◆ **Problem**
Could you copy the records below exactly, keeping none of the images?

◆ **Dataset**
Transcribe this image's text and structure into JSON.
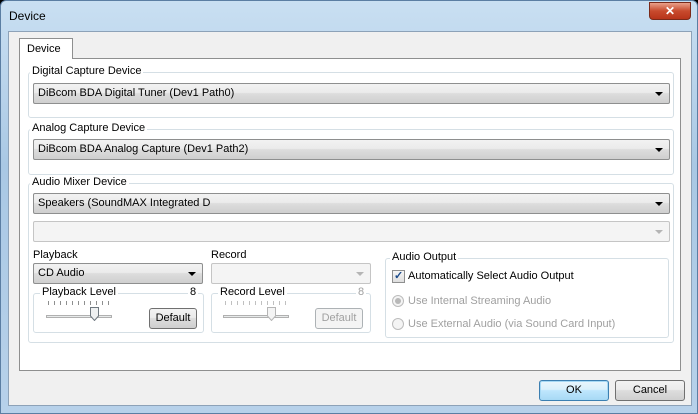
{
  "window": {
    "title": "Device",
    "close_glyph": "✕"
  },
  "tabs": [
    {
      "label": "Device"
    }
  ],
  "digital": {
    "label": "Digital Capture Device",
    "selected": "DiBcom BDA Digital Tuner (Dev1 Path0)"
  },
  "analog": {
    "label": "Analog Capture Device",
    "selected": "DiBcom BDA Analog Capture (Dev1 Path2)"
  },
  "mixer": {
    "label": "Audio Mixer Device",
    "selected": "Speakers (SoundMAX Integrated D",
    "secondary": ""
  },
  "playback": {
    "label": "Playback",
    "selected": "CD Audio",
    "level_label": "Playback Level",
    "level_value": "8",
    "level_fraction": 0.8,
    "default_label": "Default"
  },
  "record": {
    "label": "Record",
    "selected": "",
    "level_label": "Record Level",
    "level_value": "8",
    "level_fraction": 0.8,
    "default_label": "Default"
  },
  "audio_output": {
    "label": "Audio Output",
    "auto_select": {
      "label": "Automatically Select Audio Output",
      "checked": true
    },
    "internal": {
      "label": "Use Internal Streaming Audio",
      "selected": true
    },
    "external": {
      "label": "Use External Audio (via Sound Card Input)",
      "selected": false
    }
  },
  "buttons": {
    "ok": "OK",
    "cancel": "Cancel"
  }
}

◆ **Solved problem**
Transcribe this image's text and structure into JSON.
{
  "window": {
    "title": "Device",
    "close_glyph": "✕"
  },
  "tabs": [
    {
      "label": "Device"
    }
  ],
  "digital": {
    "label": "Digital Capture Device",
    "selected": "DiBcom BDA Digital Tuner (Dev1 Path0)"
  },
  "analog": {
    "label": "Analog Capture Device",
    "selected": "DiBcom BDA Analog Capture (Dev1 Path2)"
  },
  "mixer": {
    "label": "Audio Mixer Device",
    "selected": "Speakers (SoundMAX Integrated D",
    "secondary": ""
  },
  "playback": {
    "label": "Playback",
    "selected": "CD Audio",
    "level_label": "Playback Level",
    "level_value": "8",
    "level_fraction": 0.8,
    "default_label": "Default"
  },
  "record": {
    "label": "Record",
    "selected": "",
    "level_label": "Record Level",
    "level_value": "8",
    "level_fraction": 0.8,
    "default_label": "Default"
  },
  "audio_output": {
    "label": "Audio Output",
    "auto_select": {
      "label": "Automatically Select Audio Output",
      "checked": true
    },
    "internal": {
      "label": "Use Internal Streaming Audio",
      "selected": true
    },
    "external": {
      "label": "Use External Audio (via Sound Card Input)",
      "selected": false
    }
  },
  "buttons": {
    "ok": "OK",
    "cancel": "Cancel"
  }
}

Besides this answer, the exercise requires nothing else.